Well, it always had been said that in the north fans liked it harder and faster, so in the 90’s all DJ’s from abroad knew that playing in Galicia or Asturias regions demanded more pumping and energetic sets. This changed a lot in the last years, obviously, and in most cases audiences accept new sounds and styles, or even demand it, after many years with House / Techno only options. Festivals like Fanzine in Coruña or WOS in Santiago de Compostela would have been unfeasible 15/20 years ago.
This reflects a change of mindset within the audience, but is also possible due to the hard and brave work of promoters like Roi and Pablo (Fanzine).
How different is the Spanish crowd to that of other European countries?
The topic says that we party like hell and that club attendants go nuts easily. It won’t be me who says the opposite! It’s true, we love to live on the streets (weather helps), go out to bars almost daily, meet people, socialize, talk (a lot) and then, quite (very) late, go to clubs and dance until dawn (at least). This is something that surprised guest international artists years ago, when they started to come here to play. That a regular club night started at 2 or 3 am but the club wasn’t packed until 4 or 5…
When you’re in your early 20s, that’s ok. With the years, you appreciate and envy other countries/cities, where you can be dancing on full swing at midnight. Also, and this is serious and not cool at all: in many places/cities here, you go to a concert and there’s a lot of buzz, because people are talking all the time, which’s pretty disrespectful for the artists, especially if it’s an intimate show. As a promoter, I experienced quite uncomfortable situations because of this. Then you go to Portugal, for instance, our closest neighbors here in Galicia, and the picture completely changes.
2019 is coming to a close. What lessons are is Viktor Fores taking from it?
2018 and 19 are being years of transition, after my move from Madrid to Galicia. I started to seek for new projects here (club nights, festivals, artist management…), and had to remind to myself that things here run on a different speed than in Madrid, for example. Galicians need 3 or 4 meetings and coffee time to chit-chat and 3 or 4 more to start executing ;-)

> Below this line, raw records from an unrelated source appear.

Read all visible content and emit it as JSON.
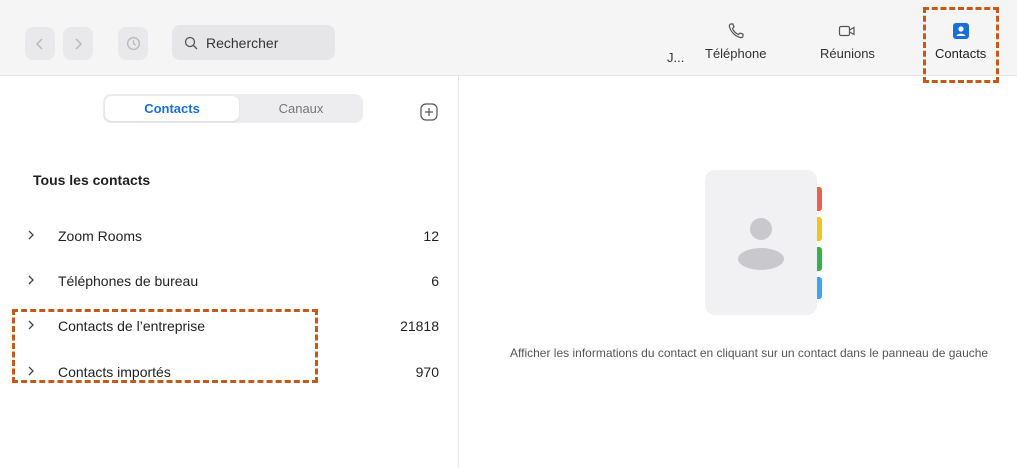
{
  "toolbar": {
    "search_placeholder": "Rechercher"
  },
  "tabs": [
    {
      "label": "J...",
      "icon": "truncated"
    },
    {
      "label": "Téléphone",
      "icon": "phone-icon"
    },
    {
      "label": "Réunions",
      "icon": "video-camera-icon"
    },
    {
      "label": "Contacts",
      "icon": "contact-card-icon"
    }
  ],
  "segmented": {
    "active": "Contacts",
    "inactive": "Canaux"
  },
  "section": {
    "title": "Tous les contacts"
  },
  "groups": [
    {
      "name": "Zoom Rooms",
      "count": "12"
    },
    {
      "name": "Téléphones de bureau",
      "count": "6"
    },
    {
      "name": "Contacts de l’entreprise",
      "count": "21818"
    },
    {
      "name": "Contacts importés",
      "count": "970"
    }
  ],
  "empty_state": {
    "text": "Afficher les informations du contact en cliquant sur un contact dans le panneau de gauche"
  },
  "colors": {
    "accent": "#1a6fd6",
    "highlight": "#c45a1a",
    "tab_red": "#e8604a",
    "tab_yellow": "#f3c416",
    "tab_green": "#2fb34a",
    "tab_blue": "#3aa7e8"
  }
}
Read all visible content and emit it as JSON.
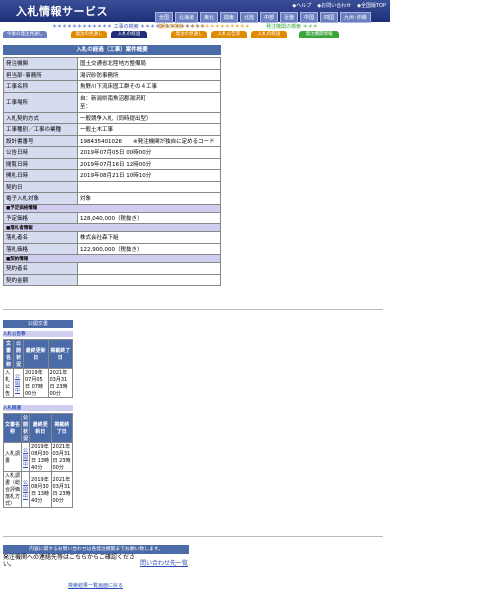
{
  "header": {
    "logo": "入札情報サービス",
    "top_links": [
      "◆ヘルプ",
      "◆お問い合わせ",
      "◆全国版TOP"
    ],
    "regions": [
      "全国",
      "北海道",
      "東北",
      "関東",
      "北陸",
      "中部",
      "近畿",
      "中国",
      "四国",
      "九州･沖縄"
    ]
  },
  "subnav": {
    "s1": "＊＊＊＊＊＊＊＊＊＊＊＊ 工事の検索 ＊＊＊＊＊＊＊＊＊＊＊＊＊",
    "s2": "業務の検索 ＊＊＊＊＊＊＊＊＊＊＊＊＊",
    "s3": "発注機関の検索 ＊＊＊"
  },
  "tabs": [
    {
      "label": "今後の発注見通し",
      "color": "#6a7fc0"
    },
    {
      "label": "発注の見通し",
      "color": "#e08a00"
    },
    {
      "label": "入札の経過",
      "color": "#1e2f78"
    },
    {
      "label": "発注の見通し",
      "color": "#e08a00"
    },
    {
      "label": "入札公告等",
      "color": "#e08a00"
    },
    {
      "label": "入札の経過",
      "color": "#e08a00"
    },
    {
      "label": "発注機関情報",
      "color": "#3aa33a"
    }
  ],
  "main": {
    "title": "入札の経過（工事）案件概要",
    "rows": [
      {
        "k": "発注機関",
        "v": "国土交通省北陸地方整備局"
      },
      {
        "k": "担当部･事務所",
        "v": "湯沢砂防事務所"
      },
      {
        "k": "工事名称",
        "v": "魚野川下流床固工群その４工事"
      },
      {
        "k": "工事場所",
        "v": "自：新潟県南魚沼郡湯沢町\n至："
      },
      {
        "k": "入札契約方式",
        "v": "一般競争入札（同時提出型）"
      },
      {
        "k": "工事種別／工事の業種",
        "v": "一般土木工事"
      },
      {
        "k": "設計書番号",
        "v": "198435401026　　※発注機関が独自に定めるコード"
      },
      {
        "k": "公告日時",
        "v": "2019年07月05日 00時00分"
      },
      {
        "k": "閲覧日時",
        "v": "2019年07月16日 12時00分"
      },
      {
        "k": "開札日時",
        "v": "2019年08月21日 10時10分"
      },
      {
        "k": "契約日",
        "v": ""
      },
      {
        "k": "電子入札対象",
        "v": "対象"
      }
    ],
    "sec_price": "■予定価格情報",
    "price": {
      "k": "予定価格",
      "v": "128,040,000（税抜き）"
    },
    "sec_award": "■落札者情報",
    "award": [
      {
        "k": "落札者名",
        "v": "株式会社森下組"
      },
      {
        "k": "落札価格",
        "v": "122,900,000（税抜き）"
      }
    ],
    "sec_contract": "■契約情報",
    "contract": [
      {
        "k": "契約者名",
        "v": ""
      },
      {
        "k": "契約金額",
        "v": ""
      }
    ]
  },
  "notices": {
    "title": "公開文書",
    "group1_label": "入札公告等",
    "group1_headers": [
      "文書名称",
      "公開状況",
      "最終更新日",
      "掲載終了日"
    ],
    "group1_rows": [
      {
        "name": "入札公告",
        "status": "公開中",
        "updated": "2019年07月05日 07時00分",
        "end": "2021年03月31日 23時00分"
      }
    ],
    "group2_label": "入札経過",
    "group2_headers": [
      "文書名称",
      "公開状況",
      "最終更新日",
      "掲載終了日"
    ],
    "group2_rows": [
      {
        "name": "入札調書",
        "status": "公開中",
        "updated": "2019年08月30日 13時40分",
        "end": "2021年03月31日 23時00分"
      },
      {
        "name": "入札調書（総合評価落札方式）",
        "status": "公開中",
        "updated": "2019年08月30日 13時40分",
        "end": "2021年03月31日 23時00分"
      }
    ]
  },
  "contact": {
    "bar": "内容に関するお問い合わせは各発注機関までお願い致します。",
    "text": "発注機関への連絡先等はこちらからご確認ください。",
    "link": "問い合わせ先一覧"
  },
  "footer": {
    "back": "検索結果一覧画面に戻る"
  }
}
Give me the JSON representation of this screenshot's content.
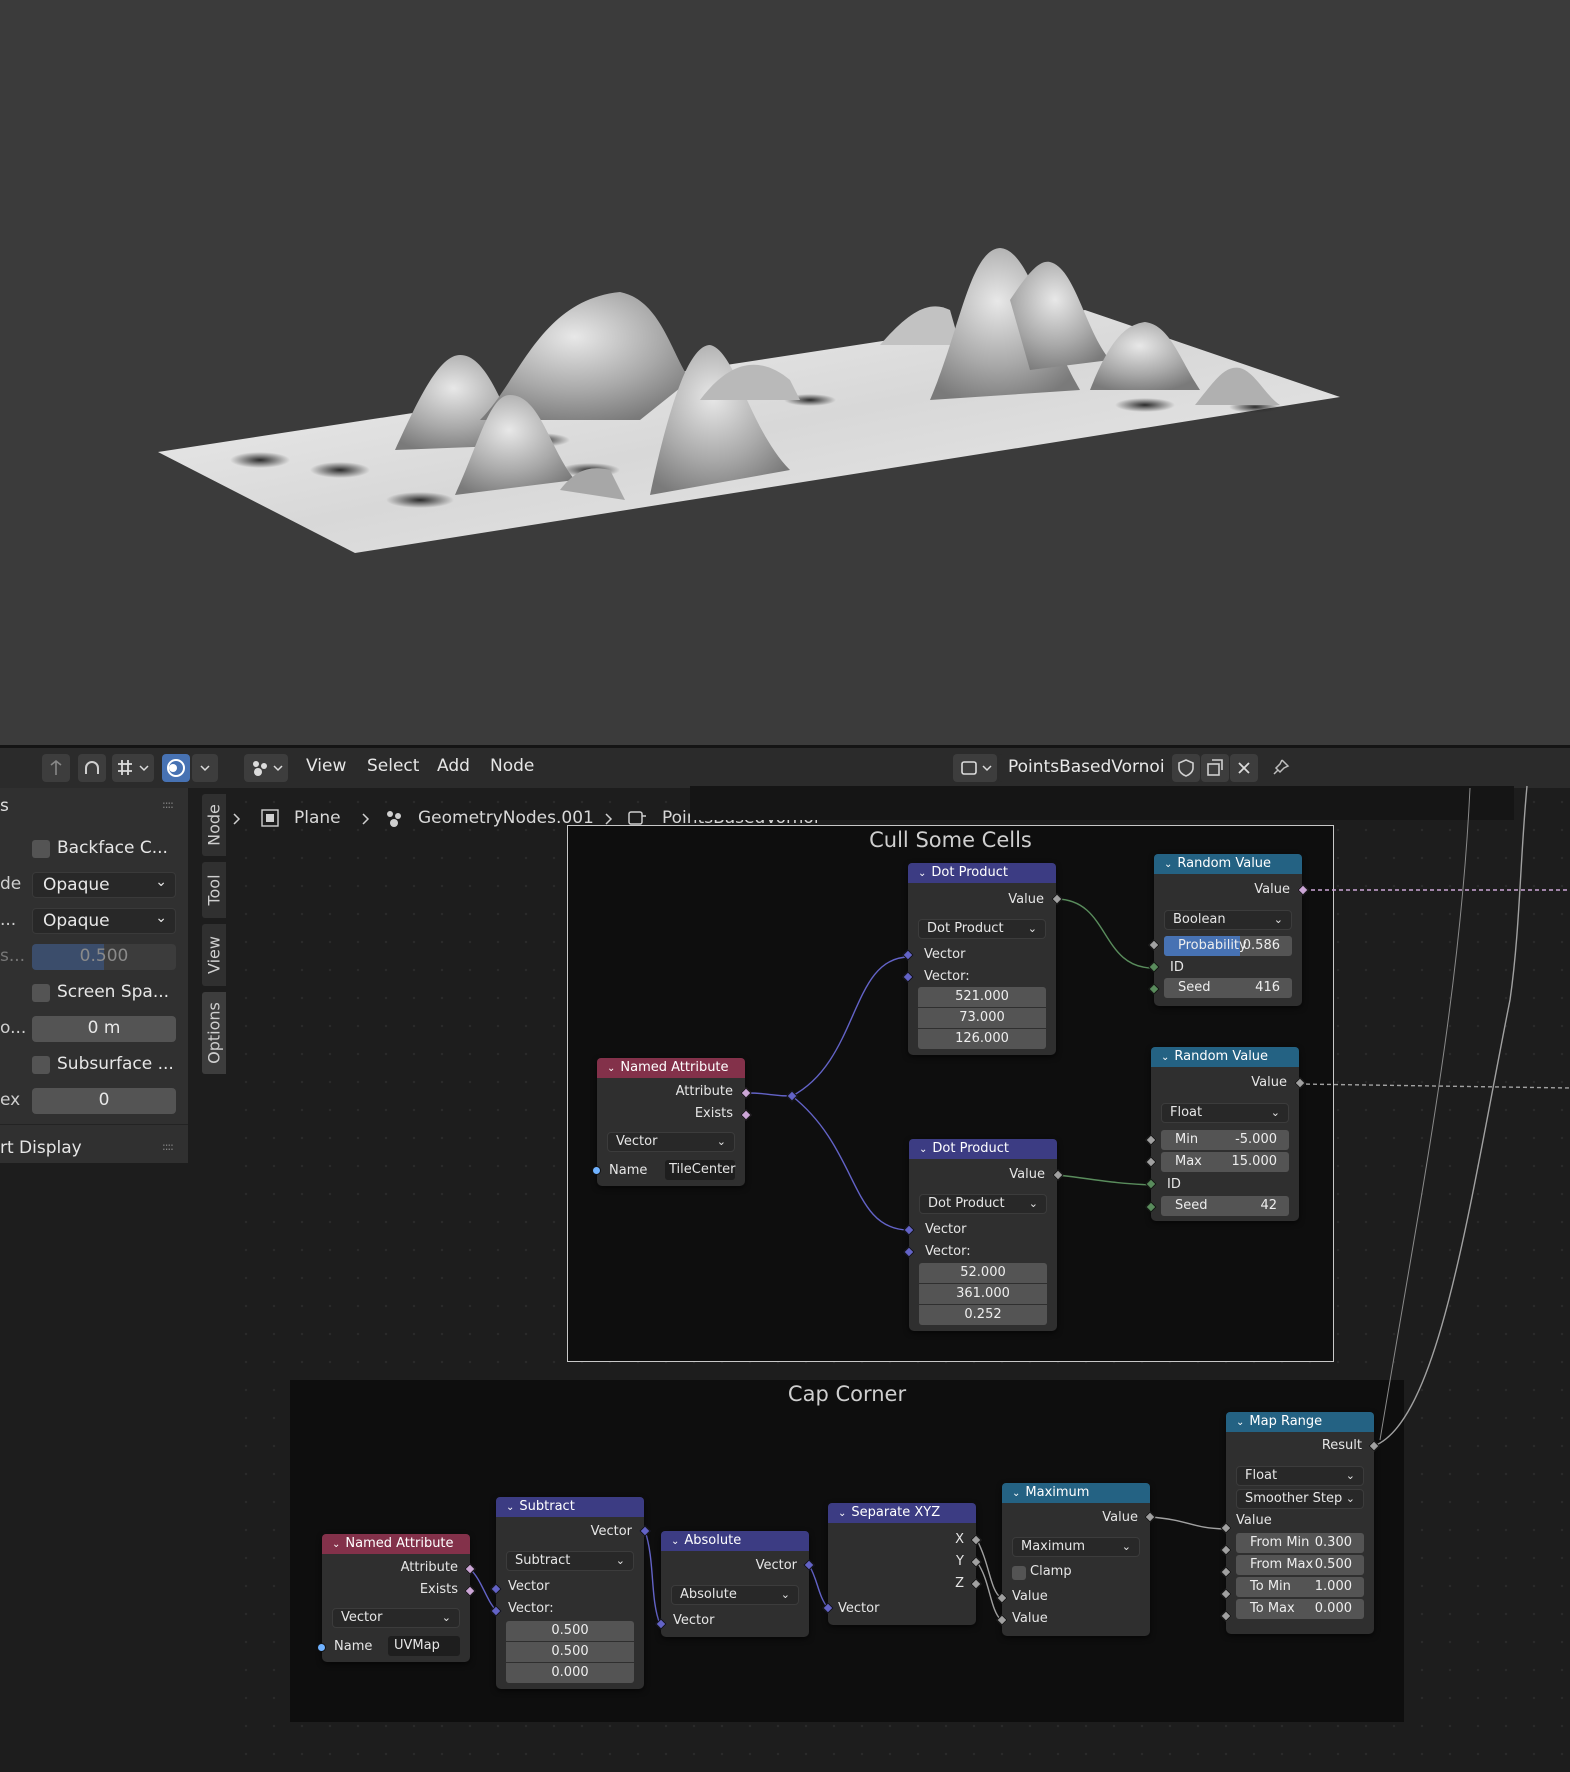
{
  "header": {
    "menus": [
      "View",
      "Select",
      "Add",
      "Node"
    ],
    "tree_name": "PointsBasedVornoi"
  },
  "breadcrumb": {
    "object": "Plane",
    "modifier": "GeometryNodes.001",
    "tree": "PointsBasedVornoi"
  },
  "sidepanel": {
    "title": "s",
    "rows": [
      {
        "label": "",
        "checkbox": "Backface C..."
      },
      {
        "label": "de",
        "value": "Opaque"
      },
      {
        "label": "...",
        "value": "Opaque"
      },
      {
        "label": "s...",
        "value": "0.500"
      },
      {
        "label": "",
        "checkbox": "Screen Spa..."
      },
      {
        "label": "o...",
        "value": "0 m"
      },
      {
        "label": "",
        "checkbox": "Subsurface ..."
      },
      {
        "label": "ex",
        "value": "0"
      }
    ],
    "section2": "rt Display"
  },
  "tabs": [
    "Node",
    "Tool",
    "View",
    "Options"
  ],
  "frames": {
    "cull": "Cull Some Cells",
    "cap": "Cap Corner"
  },
  "nodes": {
    "named_attr1": {
      "title": "Named Attribute",
      "out1": "Attribute",
      "out2": "Exists",
      "type": "Vector",
      "name_label": "Name",
      "name_value": "TileCenter"
    },
    "dot1": {
      "title": "Dot Product",
      "out": "Value",
      "op": "Dot Product",
      "in1": "Vector",
      "in2": "Vector:",
      "v": [
        "521.000",
        "73.000",
        "126.000"
      ]
    },
    "dot2": {
      "title": "Dot Product",
      "out": "Value",
      "op": "Dot Product",
      "in1": "Vector",
      "in2": "Vector:",
      "v": [
        "52.000",
        "361.000",
        "0.252"
      ]
    },
    "rand1": {
      "title": "Random Value",
      "out": "Value",
      "type": "Boolean",
      "prob_label": "Probability",
      "prob_value": "0.586",
      "id": "ID",
      "seed_label": "Seed",
      "seed_value": "416"
    },
    "rand2": {
      "title": "Random Value",
      "out": "Value",
      "type": "Float",
      "min_label": "Min",
      "min_value": "-5.000",
      "max_label": "Max",
      "max_value": "15.000",
      "id": "ID",
      "seed_label": "Seed",
      "seed_value": "42"
    },
    "named_attr2": {
      "title": "Named Attribute",
      "out1": "Attribute",
      "out2": "Exists",
      "type": "Vector",
      "name_label": "Name",
      "name_value": "UVMap"
    },
    "subtract": {
      "title": "Subtract",
      "out": "Vector",
      "op": "Subtract",
      "in1": "Vector",
      "in2": "Vector:",
      "v": [
        "0.500",
        "0.500",
        "0.000"
      ]
    },
    "absolute": {
      "title": "Absolute",
      "out": "Vector",
      "op": "Absolute",
      "in1": "Vector"
    },
    "sepxyz": {
      "title": "Separate XYZ",
      "x": "X",
      "y": "Y",
      "z": "Z",
      "in1": "Vector"
    },
    "maximum": {
      "title": "Maximum",
      "out": "Value",
      "op": "Maximum",
      "clamp": "Clamp",
      "in1": "Value",
      "in2": "Value"
    },
    "maprange": {
      "title": "Map Range",
      "out": "Result",
      "type": "Float",
      "interp": "Smoother Step",
      "in": "Value",
      "from_min_label": "From Min",
      "from_min": "0.300",
      "from_max_label": "From Max",
      "from_max": "0.500",
      "to_min_label": "To Min",
      "to_min": "1.000",
      "to_max_label": "To Max",
      "to_max": "0.000"
    }
  },
  "colors": {
    "vector_header": "#3c3c83",
    "attribute_header": "#83314a",
    "converter_header": "#246283",
    "frame_bg": "#0e0e0e"
  }
}
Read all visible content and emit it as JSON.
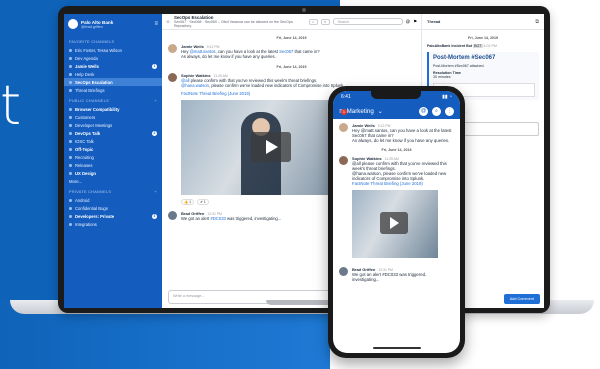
{
  "hero": {
    "letter": "t"
  },
  "sidebar": {
    "team": "Palo Alto Bank",
    "user": "@brad.griffen",
    "favorite_header": "FAVORITE CHANNELS",
    "favorites": [
      {
        "label": "Eric Foster, Tessa Wilson",
        "bold": false
      },
      {
        "label": "Dev Agenda",
        "bold": false
      },
      {
        "label": "Jamie Wells",
        "bold": true,
        "badge": "1"
      },
      {
        "label": "Help Desk",
        "bold": false
      },
      {
        "label": "SecOps Escalation",
        "bold": true,
        "active": true
      },
      {
        "label": "Threat Briefings",
        "bold": false
      }
    ],
    "public_header": "PUBLIC CHANNELS",
    "public": [
      {
        "label": "Browser Compatibility",
        "bold": true
      },
      {
        "label": "Customers",
        "bold": false
      },
      {
        "label": "Developer Meetings",
        "bold": false
      },
      {
        "label": "DevOps Talk",
        "bold": true,
        "badge": "2"
      },
      {
        "label": "IOSC Talk",
        "bold": false
      },
      {
        "label": "Off-Topic",
        "bold": true
      },
      {
        "label": "Recruiting",
        "bold": false
      },
      {
        "label": "Releases",
        "bold": false
      },
      {
        "label": "UX Design",
        "bold": true
      }
    ],
    "more": "More...",
    "private_header": "PRIVATE CHANNELS",
    "private": [
      {
        "label": "Android",
        "bold": false
      },
      {
        "label": "Confidential Bugs",
        "bold": false
      },
      {
        "label": "Developers: Private",
        "bold": true,
        "badge": "3"
      },
      {
        "label": "Integrations",
        "bold": false
      }
    ]
  },
  "channel": {
    "name": "SecOps Escalation",
    "purpose": "Sec067 · Sec068 · Sec069 – Ofed Varanoa can be allowed on the SecOps Repository.",
    "search_placeholder": "Search",
    "date1": "Fri, June 14, 2019",
    "post1": {
      "name": "Jamie Wells",
      "time": "5:12 PM",
      "text_a": "Hey ",
      "mention": "@matt.santos",
      "text_b": ", can you have a look at the latest ",
      "tag": "Sec067",
      "text_c": " that came in?",
      "line2": "As always, do let me know if you have any queries."
    },
    "date2": "Fri, June 14, 2019",
    "post2": {
      "name": "Sophie Watkins",
      "time": "11:25 AM",
      "line1": "please confirm with  that you've reviewed this week's threat briefings.",
      "mention1": "@all",
      "line2a": "@hana.watson",
      "line2b": ", please confirm we've loaded new indicators of Compromise into Splunk.",
      "link": "FactNote Threat Briefing (June 2019)",
      "reactions": [
        "👍 1",
        "✔ 1"
      ]
    },
    "post3": {
      "name": "Brad Griffen",
      "time": "12:31 PM",
      "text_a": "We got an alert ",
      "tag": "#DC033",
      "text_b": " was triggered, investigating..."
    },
    "composer_placeholder": "Write a message..."
  },
  "thread": {
    "title": "Thread",
    "date": "Fri, June 14, 2019",
    "bot": "PaloAltoBank Incident Bot",
    "bot_tag": "BOT",
    "bot_time": "4:02 PM",
    "card_title": "Post-Mortem #Sec067",
    "attached": "Post-Mortem #Sec067 attached.",
    "resolution_label": "Resolution Time",
    "resolution_value": "30 minutes",
    "file": "Sec067.pptx",
    "file_size": "PPTX 123KB",
    "complete": "Complete in record time.",
    "add_comment": "Add Comment"
  },
  "phone": {
    "time": "6:41",
    "channel": "Marketing",
    "badge": "1",
    "post1": {
      "name": "Jamie Wells",
      "time": "5:12 PM",
      "text": "Hey @matt.santos, can you have a look at the latest Sec067 that came in?",
      "line2": "As always, do let me know if you have any queries."
    },
    "date": "Fri, June 14, 2019",
    "post2": {
      "name": "Sophie Watkins",
      "time": "11:25 AM",
      "text": "@all please confirm with  that you've reviewed this week's threat briefings.",
      "text2": "@hana.watson, please confirm we've loaded new indicators of Compromise into Splunk.",
      "link": "FactNote Threat Briefing (June 2019)"
    },
    "post3": {
      "name": "Brad Griffen",
      "time": "12:31 PM",
      "text": "We got an alert #DC033 was triggered, investigating..."
    }
  }
}
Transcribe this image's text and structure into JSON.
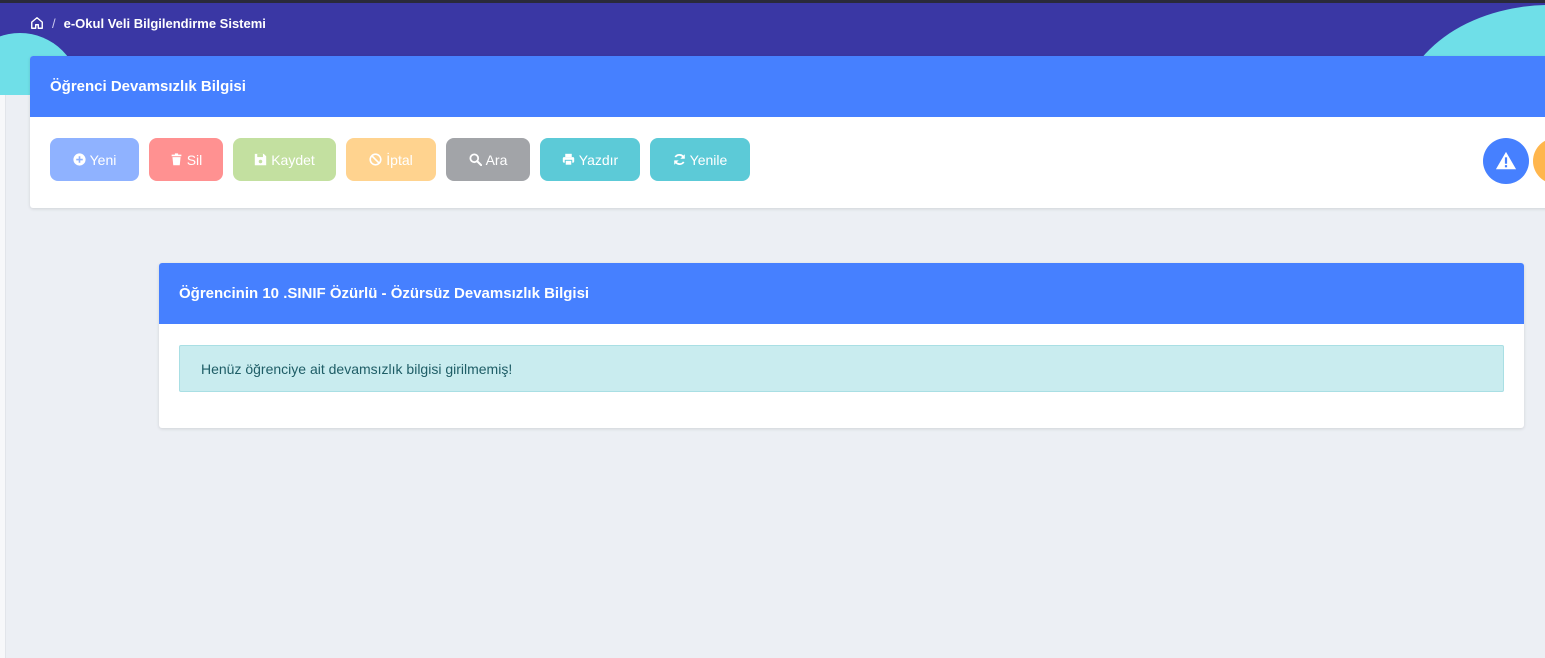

Also, as pointed before, club scene is not living its best moments here, but instead of complaining, I prefer to see an opportunity rather than a threat. So, still a lot of room to improve and create new things. And despite all of this, there’s a bunch of talented artists, collectives and promoters that are struggling to create something fresh and with consistency again. Collectives like Dial, Retrofuture, Under the Ball, Certain Music, La Melona, Qué Facemos, Flop and Tentacle Festivals, Mondo Club and many others are working hard for it. And, especially, festivals like Sinsal, WOS or Fanzine. You need to be very brave, and even a bit reckless, to produce events with the approach, concept and line-ups like these ones. Nothing to envy to other major festivals in biggest cities in Spain, so thumbs-up to all of them!
What do you hope to achieve in 2020?
Keep being involved in this industry: DJing, launching events, supporting other artists careers, co-creating concepts and marketing strategies for festivals and events… Organize some cool events for my 25 years DJ anniversary and, at the same time, create and launch a new music project besides ‘Viktor Flores’. So, not nostalgia at all and yes to look forward to the next 25!